[Dataset rows for apps and sites]
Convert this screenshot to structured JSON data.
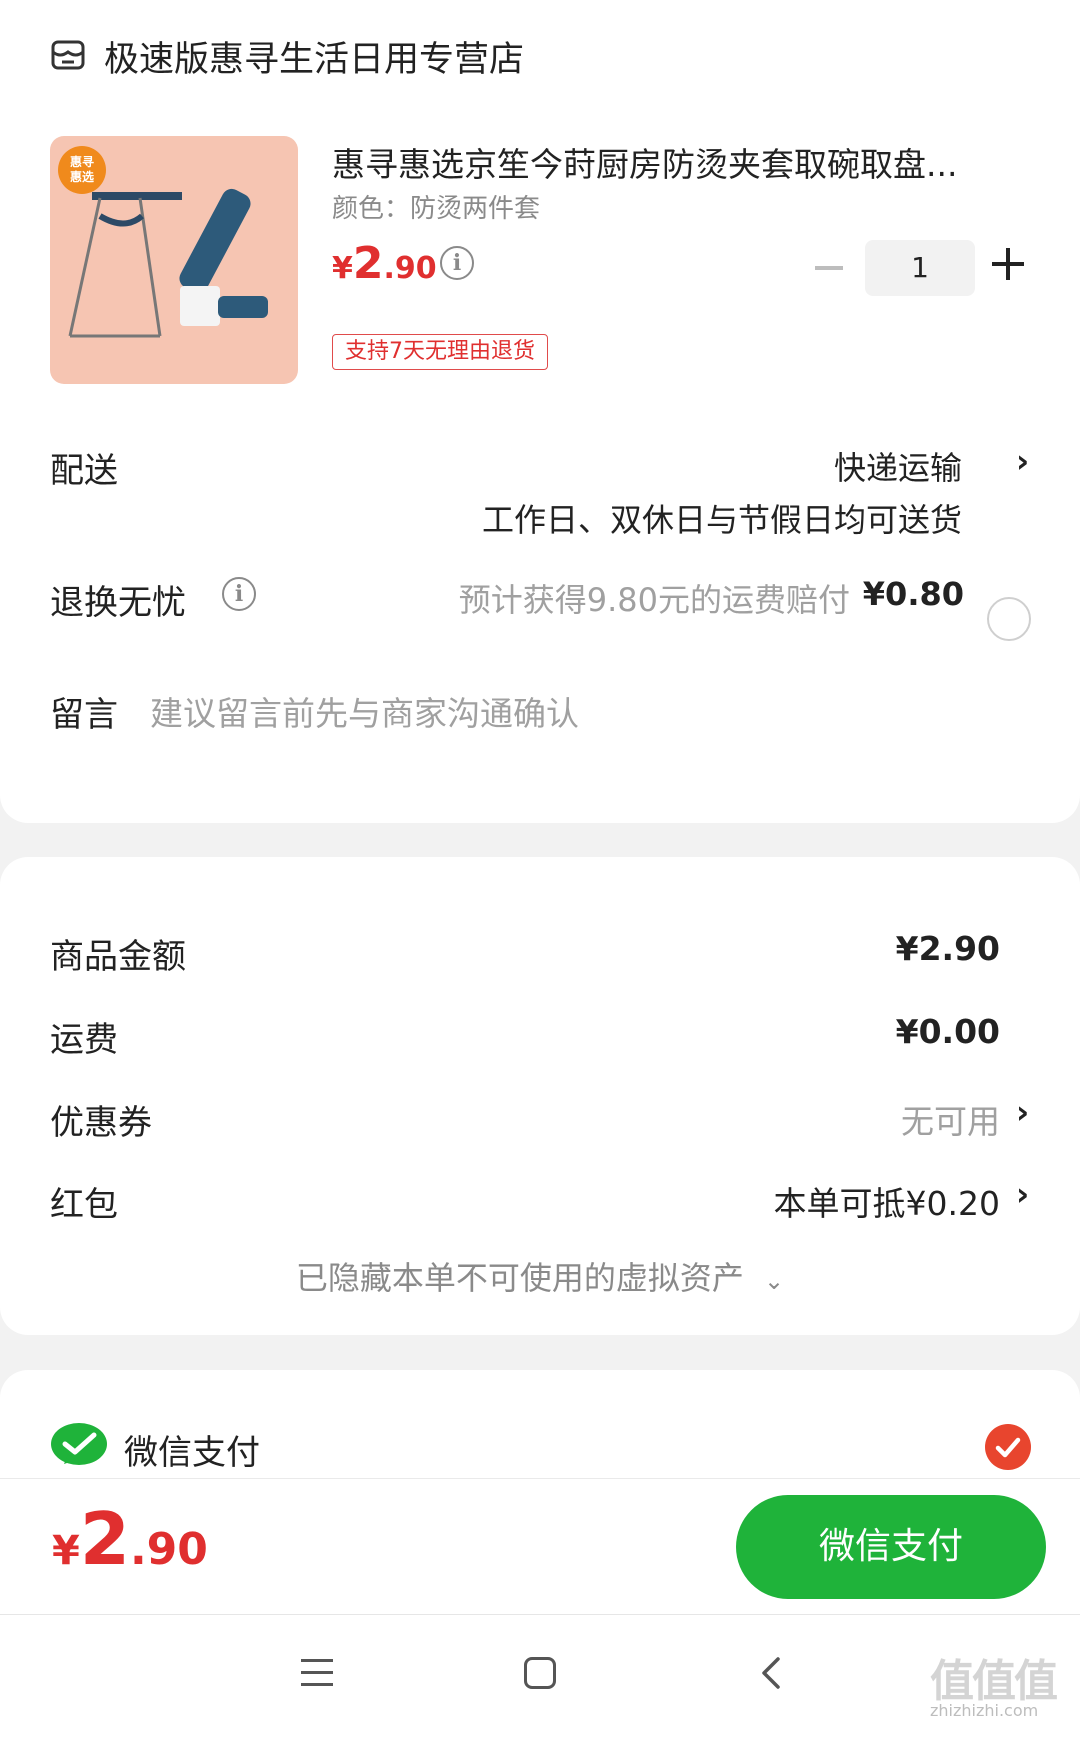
{
  "shop": {
    "name": "极速版惠寻生活日用专营店",
    "icon": "shop-icon"
  },
  "product": {
    "title": "惠寻惠选京笙今莳厨房防烫夹套取碗取盘...",
    "variant": "颜色：防烫两件套",
    "price_symbol": "¥",
    "price_int": "2",
    "price_dec": ".90",
    "quantity": "1",
    "return_tag": "支持7天无理由退货",
    "thumb_badge": "惠寻\n惠选"
  },
  "delivery": {
    "label": "配送",
    "method": "快递运输",
    "note": "工作日、双休日与节假日均可送货"
  },
  "return_worry": {
    "label": "退换无忧",
    "desc": "预计获得9.80元的运费赔付",
    "price": "¥0.80"
  },
  "message": {
    "label": "留言",
    "placeholder": "建议留言前先与商家沟通确认"
  },
  "summary": {
    "goods_amount_label": "商品金额",
    "goods_amount": "¥2.90",
    "shipping_label": "运费",
    "shipping": "¥0.00",
    "coupon_label": "优惠券",
    "coupon_value": "无可用",
    "redpacket_label": "红包",
    "redpacket_value": "本单可抵¥0.20",
    "hidden_assets": "已隐藏本单不可使用的虚拟资产"
  },
  "payment": {
    "method_label": "微信支付"
  },
  "bottom": {
    "total_symbol": "¥",
    "total_int": "2",
    "total_dec": ".90",
    "pay_button": "微信支付"
  },
  "watermark": {
    "main": "值值值",
    "sub": "zhizhizhi.com"
  },
  "colors": {
    "price_red": "#e02f2f",
    "wechat_green": "#1fb33a",
    "check_red": "#e8452e"
  }
}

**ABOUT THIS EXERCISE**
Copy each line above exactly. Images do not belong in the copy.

**TASK ANSWER**
Convert this screenshot to structured JSON data.
{
  "shop": {
    "name": "极速版惠寻生活日用专营店",
    "icon": "shop-icon"
  },
  "product": {
    "title": "惠寻惠选京笙今莳厨房防烫夹套取碗取盘...",
    "variant": "颜色：防烫两件套",
    "price_symbol": "¥",
    "price_int": "2",
    "price_dec": ".90",
    "quantity": "1",
    "return_tag": "支持7天无理由退货",
    "thumb_badge": "惠寻\n惠选"
  },
  "delivery": {
    "label": "配送",
    "method": "快递运输",
    "note": "工作日、双休日与节假日均可送货"
  },
  "return_worry": {
    "label": "退换无忧",
    "desc": "预计获得9.80元的运费赔付",
    "price": "¥0.80"
  },
  "message": {
    "label": "留言",
    "placeholder": "建议留言前先与商家沟通确认"
  },
  "summary": {
    "goods_amount_label": "商品金额",
    "goods_amount": "¥2.90",
    "shipping_label": "运费",
    "shipping": "¥0.00",
    "coupon_label": "优惠券",
    "coupon_value": "无可用",
    "redpacket_label": "红包",
    "redpacket_value": "本单可抵¥0.20",
    "hidden_assets": "已隐藏本单不可使用的虚拟资产"
  },
  "payment": {
    "method_label": "微信支付"
  },
  "bottom": {
    "total_symbol": "¥",
    "total_int": "2",
    "total_dec": ".90",
    "pay_button": "微信支付"
  },
  "watermark": {
    "main": "值值值",
    "sub": "zhizhizhi.com"
  },
  "colors": {
    "price_red": "#e02f2f",
    "wechat_green": "#1fb33a",
    "check_red": "#e8452e"
  }
}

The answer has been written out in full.